▸ What needs to be done
Report each line of the records below that uses the word "results".

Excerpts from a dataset
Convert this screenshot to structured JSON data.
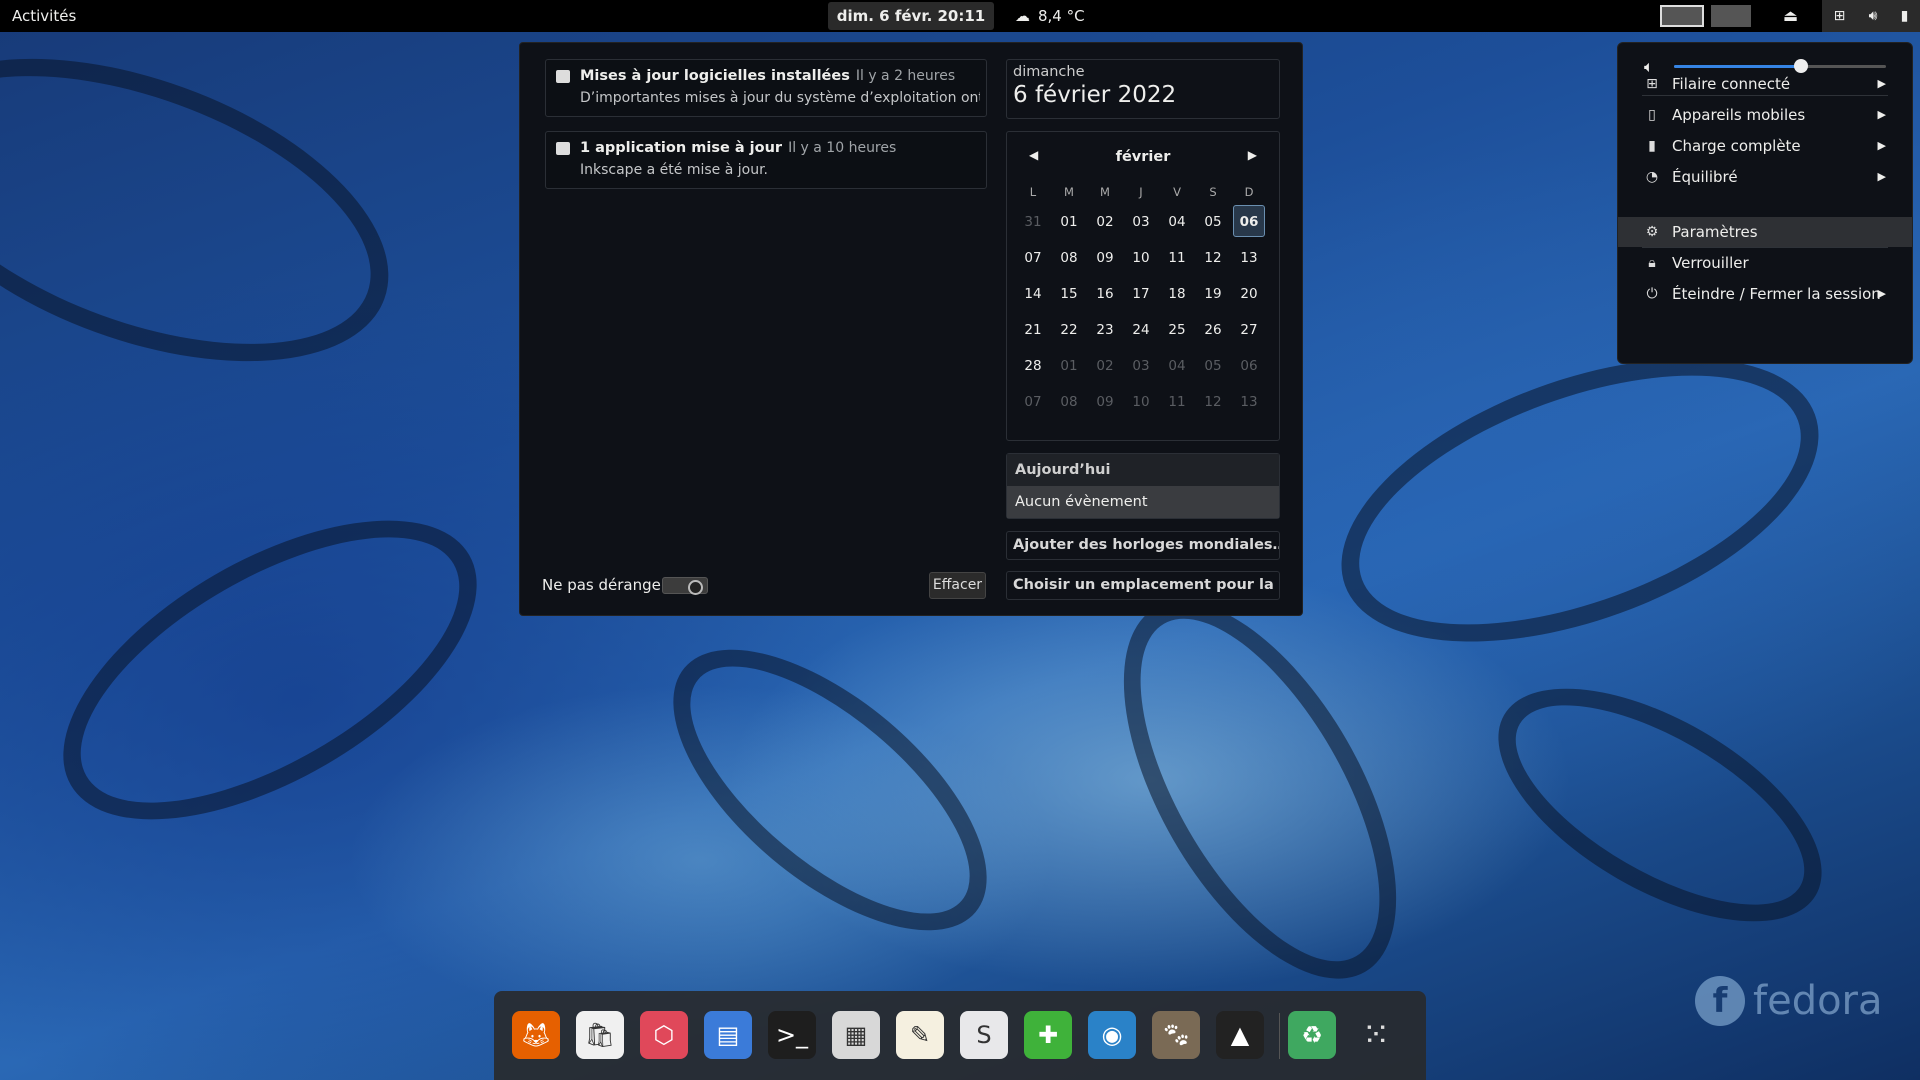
{
  "topbar": {
    "activities": "Activités",
    "clock": "dim. 6 févr.  20:11",
    "weather": "8,4 °C"
  },
  "notifications": [
    {
      "title": "Mises à jour logicielles installées",
      "time": "Il y a 2 heures",
      "body": "D’importantes mises à jour du système d’exploitation ont ét…"
    },
    {
      "title": "1 application mise à jour",
      "time": "Il y a 10 heures",
      "body": "Inkscape a été mise à jour."
    }
  ],
  "dnd_label": "Ne pas déranger",
  "clear_label": "Effacer",
  "date": {
    "dayname": "dimanche",
    "full": "6 février 2022"
  },
  "calendar": {
    "month": "février",
    "weekdays": [
      "L",
      "M",
      "M",
      "J",
      "V",
      "S",
      "D"
    ],
    "days": [
      [
        "31",
        "01",
        "02",
        "03",
        "04",
        "05",
        "06"
      ],
      [
        "07",
        "08",
        "09",
        "10",
        "11",
        "12",
        "13"
      ],
      [
        "14",
        "15",
        "16",
        "17",
        "18",
        "19",
        "20"
      ],
      [
        "21",
        "22",
        "23",
        "24",
        "25",
        "26",
        "27"
      ],
      [
        "28",
        "01",
        "02",
        "03",
        "04",
        "05",
        "06"
      ],
      [
        "07",
        "08",
        "09",
        "10",
        "11",
        "12",
        "13"
      ]
    ],
    "today": "06"
  },
  "events": {
    "header": "Aujourd’hui",
    "none": "Aucun évènement"
  },
  "world_clocks": "Ajouter des horloges mondiales…",
  "weather_location": "Choisir un emplacement pour la mét…",
  "sysmenu": {
    "volume_level": 0.6,
    "items": [
      {
        "label": "Filaire connecté",
        "icon": "network-wired-icon",
        "submenu": true
      },
      {
        "label": "Appareils mobiles",
        "icon": "phone-icon",
        "submenu": true
      },
      {
        "label": "Charge complète",
        "icon": "battery-icon",
        "submenu": true
      },
      {
        "label": "Équilibré",
        "icon": "power-profile-icon",
        "submenu": true
      },
      {
        "label": "Paramètres",
        "icon": "gear-icon",
        "submenu": false
      },
      {
        "label": "Verrouiller",
        "icon": "lock-icon",
        "submenu": false
      },
      {
        "label": "Éteindre / Fermer la session",
        "icon": "power-icon",
        "submenu": true
      }
    ]
  },
  "dock_apps": [
    {
      "name": "firefox",
      "color": "#e66000"
    },
    {
      "name": "software",
      "color": "#f0f0f0"
    },
    {
      "name": "boxes",
      "color": "#e0485a"
    },
    {
      "name": "files",
      "color": "#3b7bd9"
    },
    {
      "name": "terminal",
      "color": "#1e1e1e"
    },
    {
      "name": "calculator",
      "color": "#d8d8d8"
    },
    {
      "name": "text-editor",
      "color": "#f5f0e0"
    },
    {
      "name": "toolbox",
      "color": "#e8e8ea"
    },
    {
      "name": "extensions",
      "color": "#3fb23a"
    },
    {
      "name": "screenshot",
      "color": "#2a82c8"
    },
    {
      "name": "gimp",
      "color": "#7a6a55"
    },
    {
      "name": "inkscape",
      "color": "#222222"
    },
    {
      "name": "trash",
      "color": "#3fa860"
    },
    {
      "name": "app-grid",
      "color": "transparent"
    }
  ],
  "branding": "fedora"
}
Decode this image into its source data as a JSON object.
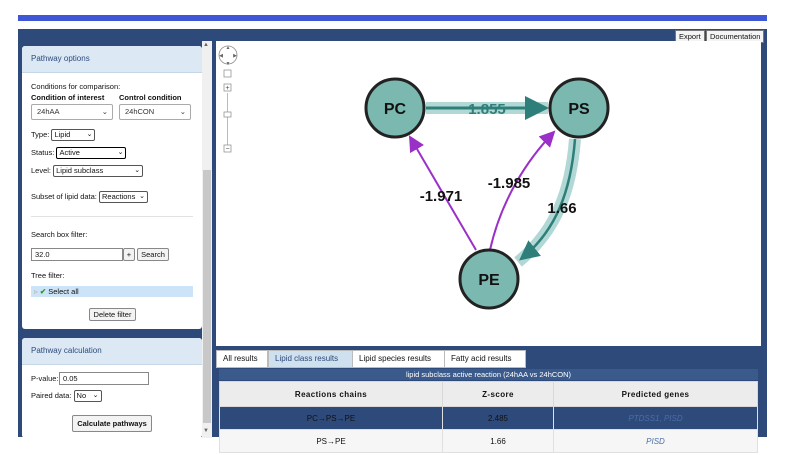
{
  "sidebar": {
    "pathway_options": {
      "title": "Pathway options",
      "conditions_label": "Conditions for comparison:",
      "interest_label": "Condition of interest",
      "control_label": "Control condition",
      "interest_value": "24hAA",
      "control_value": "24hCON",
      "type_label": "Type:",
      "type_value": "Lipid",
      "status_label": "Status:",
      "status_value": "Active",
      "level_label": "Level:",
      "level_value": "Lipid subclass",
      "subset_label": "Subset of lipid data:",
      "subset_value": "Reactions",
      "search_label": "Search box filter:",
      "search_value": "32.0",
      "plus_label": "+",
      "search_button": "Search",
      "tree_label": "Tree filter:",
      "tree_item": "Select all",
      "delete_filter": "Delete filter"
    },
    "pathway_calculation": {
      "title": "Pathway calculation",
      "pvalue_label": "P-value:",
      "pvalue_value": "0.05",
      "paired_label": "Paired data:",
      "paired_value": "No",
      "calc_button": "Calculate pathways"
    }
  },
  "toolbar": {
    "export": "Export",
    "documentation": "Documentation"
  },
  "graph": {
    "nodes": [
      "PC",
      "PS",
      "PE"
    ],
    "edges": [
      {
        "from": "PC",
        "to": "PS",
        "label": "1.855"
      },
      {
        "from": "PS",
        "to": "PE",
        "label": "1.66"
      },
      {
        "from": "PE",
        "to": "PC",
        "label": "-1.971"
      },
      {
        "from": "PE",
        "to": "PS",
        "label": "-1.985"
      }
    ],
    "colors": {
      "node_fill": "#7ab8b0",
      "node_stroke": "#222222",
      "highlight": "#a9d4d0",
      "active_edge": "#2e7f7a",
      "negative_edge": "#9b30c8"
    }
  },
  "tabs": [
    "All results",
    "Lipid class results",
    "Lipid species results",
    "Fatty acid results"
  ],
  "table": {
    "caption": "lipid subclass active reaction (24hAA vs 24hCON)",
    "headers": [
      "Reactions chains",
      "Z-score",
      "Predicted genes"
    ],
    "rows": [
      {
        "chain": "PC→PS→PE",
        "z": "2.485",
        "genes": "PTDSS1, PISD"
      },
      {
        "chain": "PS→PE",
        "z": "1.66",
        "genes": "PISD"
      }
    ]
  }
}
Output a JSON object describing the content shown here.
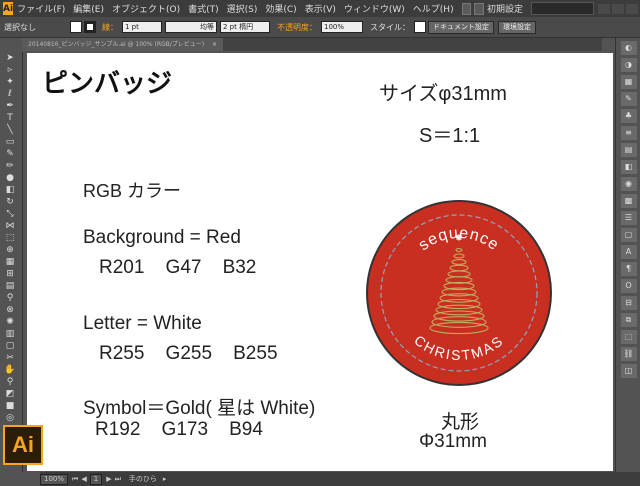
{
  "app": {
    "logo": "Ai",
    "menu": [
      "ファイル(F)",
      "編集(E)",
      "オブジェクト(O)",
      "書式(T)",
      "選択(S)",
      "効果(C)",
      "表示(V)",
      "ウィンドウ(W)",
      "ヘルプ(H)"
    ],
    "workspace": "初期設定",
    "window_controls": [
      "minimize-icon",
      "maximize-icon",
      "close-icon"
    ]
  },
  "control_bar": {
    "selection": "選択なし",
    "stroke_label": "線：",
    "stroke_weight": "1 pt",
    "profile": "均等",
    "brush": "2 pt 楕円",
    "opacity_label": "不透明度：",
    "opacity": "100%",
    "style_label": "スタイル：",
    "doc_settings": "ドキュメント設定",
    "prefs": "環境設定",
    "accent": "#f7a51c"
  },
  "tab": {
    "label": "20140816_ピンバッジ_サンプル.ai @ 100% (RGB/プレビュー)"
  },
  "artboard": {
    "title": "ピンバッジ",
    "size": "サイズφ31mm",
    "scale": "S＝1:1",
    "rgb_heading": "RGB カラー",
    "background_label": "Background = Red",
    "background_values": "R201    G47    B32",
    "letter_label": "Letter = White",
    "letter_values": "R255    G255    B255",
    "symbol_label": "Symbol＝Gold( 星は White)",
    "symbol_values": "R192    G173    B94",
    "badge_shape": "丸形",
    "badge_diameter": "Φ31mm",
    "badge_top_text": "sequence",
    "badge_bottom_text": "CHRISTMAS",
    "colors": {
      "red": "#c92f20",
      "white": "#ffffff",
      "gold": "#c0ad5e"
    }
  },
  "status": {
    "zoom": "100%",
    "page": "1",
    "tool": "手のひら"
  }
}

▸ Answer to this task
    "All results",
    "Lipid class results",
    "Lipid species results",
    "Fatty acid results"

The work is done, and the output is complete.